“This used to be hidden” and “there is still stigma and bias,” said Kim Hye-jin, director of senior policy for the Health and Welfare Ministry. But “we want to get them out of their shells, out of their homes and diagnosed” to help families adjust and give patients “a higher chance of being taken care of at home.”
Hundreds of neighborhood dementia diagnostic centers have been created. Nursing homes have nearly tripled since 2008. Other dementia programs, providing day care and home care, have increased fivefold since 2008, to nearly 20,000. Care is heavily subsidized.

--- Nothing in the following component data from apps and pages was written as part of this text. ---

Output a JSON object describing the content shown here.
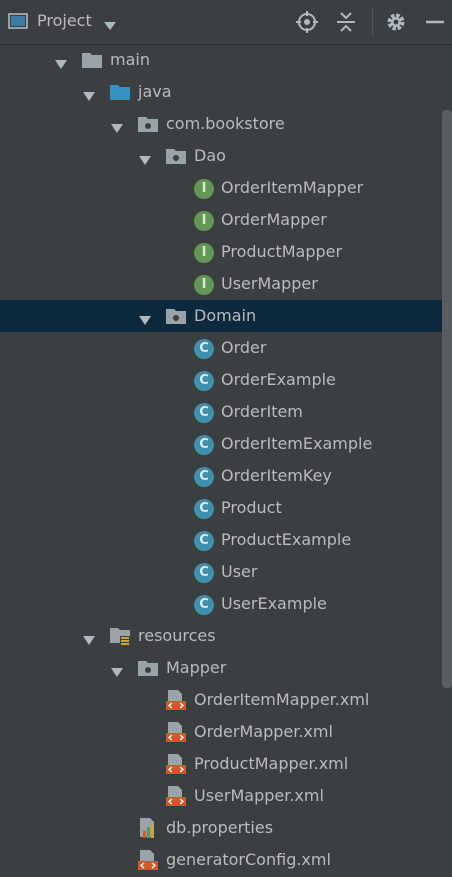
{
  "header": {
    "title": "Project",
    "icons": [
      "project-view-icon",
      "dropdown-caret-icon",
      "locate-icon",
      "collapse-all-icon",
      "settings-gear-icon",
      "hide-minus-icon"
    ]
  },
  "colors": {
    "background": "#3c3f41",
    "selection": "#0d293e",
    "text": "#bbbbbb",
    "interface_badge": "#629755",
    "class_badge": "#3f8fae",
    "xml_icon": "#d4572b"
  },
  "tree": {
    "items": [
      {
        "label": "main",
        "type": "folder-gray",
        "expanded": true
      },
      {
        "label": "java",
        "type": "folder-blue",
        "expanded": true
      },
      {
        "label": "com.bookstore",
        "type": "package",
        "expanded": true
      },
      {
        "label": "Dao",
        "type": "package",
        "expanded": true
      },
      {
        "label": "OrderItemMapper",
        "type": "interface",
        "badge": "I"
      },
      {
        "label": "OrderMapper",
        "type": "interface",
        "badge": "I"
      },
      {
        "label": "ProductMapper",
        "type": "interface",
        "badge": "I"
      },
      {
        "label": "UserMapper",
        "type": "interface",
        "badge": "I"
      },
      {
        "label": "Domain",
        "type": "package",
        "expanded": true,
        "selected": true
      },
      {
        "label": "Order",
        "type": "class",
        "badge": "C"
      },
      {
        "label": "OrderExample",
        "type": "class",
        "badge": "C"
      },
      {
        "label": "OrderItem",
        "type": "class",
        "badge": "C"
      },
      {
        "label": "OrderItemExample",
        "type": "class",
        "badge": "C"
      },
      {
        "label": "OrderItemKey",
        "type": "class",
        "badge": "C"
      },
      {
        "label": "Product",
        "type": "class",
        "badge": "C"
      },
      {
        "label": "ProductExample",
        "type": "class",
        "badge": "C"
      },
      {
        "label": "User",
        "type": "class",
        "badge": "C"
      },
      {
        "label": "UserExample",
        "type": "class",
        "badge": "C"
      },
      {
        "label": "resources",
        "type": "resources-folder",
        "expanded": true
      },
      {
        "label": "Mapper",
        "type": "package",
        "expanded": true
      },
      {
        "label": "OrderItemMapper.xml",
        "type": "xml"
      },
      {
        "label": "OrderMapper.xml",
        "type": "xml"
      },
      {
        "label": "ProductMapper.xml",
        "type": "xml"
      },
      {
        "label": "UserMapper.xml",
        "type": "xml"
      },
      {
        "label": "db.properties",
        "type": "properties"
      },
      {
        "label": "generatorConfig.xml",
        "type": "xml"
      }
    ]
  }
}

And a government dementia database allows families to register relatives and receive iron-on identification numbers. Citizens encountering wanderers with dementia report their numbers to officials, who contact families. To finance this, South Korea created a long-term-care insurance system, paid for with 6.6 percent increases in people’s national health insurance premiums. In 2009, about $1 billion of government and public insurance money was spent on dementia patients. Still, with the over-65 population jumping from 7 percent in 2000 to 14 percent in 2018 to 20 percent in 2026, dementia is straining the country, socially and economically.
“At least one family member has to give up work” to provide caregiving, said Kwak Young-soon, social welfare director for Mapo District, one of Seoul’s 25 geographic districts. Because South Korea encourages people to work well past retirement age, families may also lose dementia sufferers’ incomes.
Most families no longer have generations living together to help with caregiving, and some facilities have long waiting lists, but “we can’t keep building nursing homes,” Mr. Kwak said. “We call it a ghost. It’s basically eating up the whole house.”
South Korea is at the forefront of a worldwide eruption of dementia, from about 30 million estimated cases now to an estimated 100 million in 2050. And while South Korea’s approach is unusually extensive, even in the United States, the National Alzheimer’s Project Act was introduced this year to establish a separate Alzheimer’s office to create “an integrated national plan to overcome Alzheimer’s.” Supporters of the bill, currently in committee, include Sandra Day O’Connor, whose late husband had Alzheimer’s.
South Korea also worries that dementia, previously stigmatized as “ghost-seeing” or “one’s second childhood” could “dilute respect for elders,” Mr. Kwak said. “There’s a saying that even the most filial son or daughter will not be filial if they look after a parent for more than three years.” So the authorities promote the notion that filial piety implies doing everything possible for elders with dementia, a condition now called chimae (pronounced chee-may): disease of knowledge and the brain which makes adults become babies. But South Korea’s low birth rate will make family caregiving tougher.
“I feel as if a tsunami’s coming,” said Lee Sung-hee, the South Korean Alzheimer’s Association president, who trains nursing home staff members, but also thousands who regularly interact with the elderly: bus drivers, tellers, hairstylists, postal workers. “Sometimes I think I want to run away,” she said. “But even the highest mountain, just worrying does not move anything, but if you choose one area and move stone by stone, you pave a way to move the whole mountain.”
South Korea is even trying to turn a crisis into a business opportunity. The Aging-Friendly hall, financed by the Ministry of Knowledge Economy, encourages businesses to enter “silver industries,” producing items for feeble elderly people, from chopsticks that are easier to pick up to automated harnesses that hoist people from bed, sliding along a ceiling track, and deposit them onto toilets or living room couches.